At the snap, Oregon State's tight end illegally picks off McClure. It's great technique for CPR or mouth-to-mouth, but completely disrupts McClure's ability to cover the Beaver tailback. But, Coleman had given a subtle hand signal to McClure before the snap...
..."I got this." Although it was another Cover 0 blitz, Coleman switched coverage onto the tailback and left McClure with the tight end. Instead of an (illegal) pick play for a first down, the Beaver tailback is stopped short for a huge turnover on downs.

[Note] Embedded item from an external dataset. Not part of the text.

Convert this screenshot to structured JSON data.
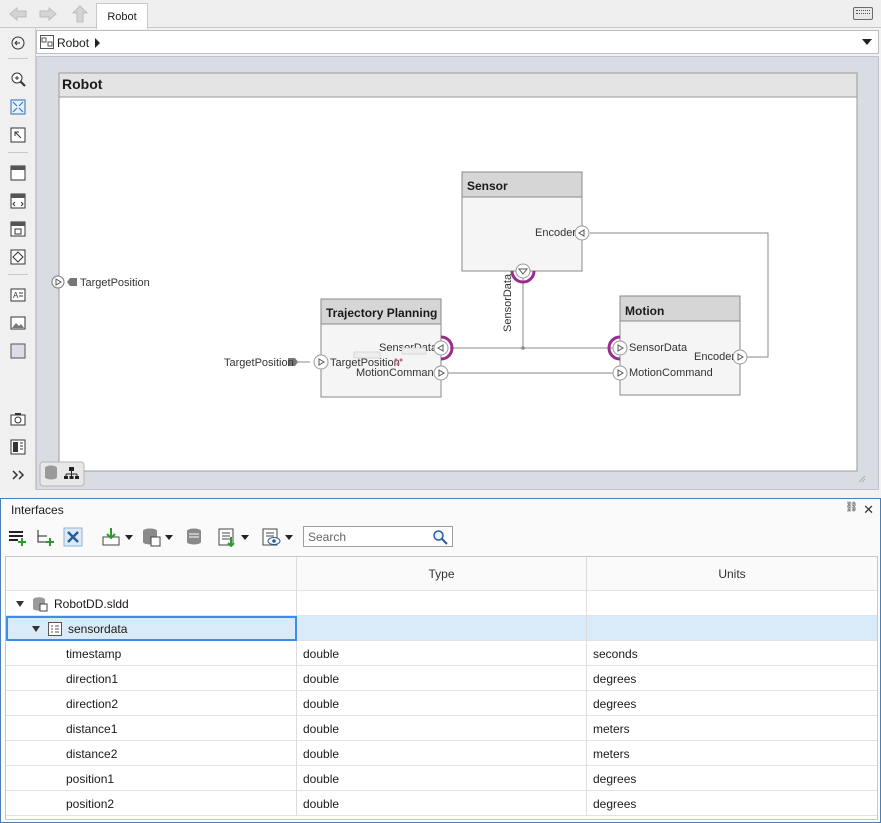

I went on record predicting 4 wins +/-1 and even Head Football writer Nam Le said, "A LOT has to break right for 5." Yet here we are. My friend Scootie has already grudgingly conceded defeat and ceded a big bottle of Hendricks towards the Kodiak Happy-Happy Fund. Congrats to my buddy atoms, for fleecing the normally sound-minded boomtho out of a nice bottle of whisky:
CAL WINS 3 OR FEWER GAMES = BOOMTHO WINS NICE BOTTLE OF BOOZE OF HIS CHOICE (~$40-60)
CAL WINS 4 GAMES = PUSH. ATOMS AND BOOMTHO EXCHANGE BOTTLES OF BOOZE
CAL WINS 5+ GAMES = ATOMS WINS NICE BOTTLE OF BOOZE OF HIS CHOICE (~$40-60)
I can guarantee we won't lose this week. Let's get healthy, get focused, and get ready. Sure, the most likely route to a bowl lies through the reeling BYU Cougars. But taking down 'sc or Furd? Pure bliss.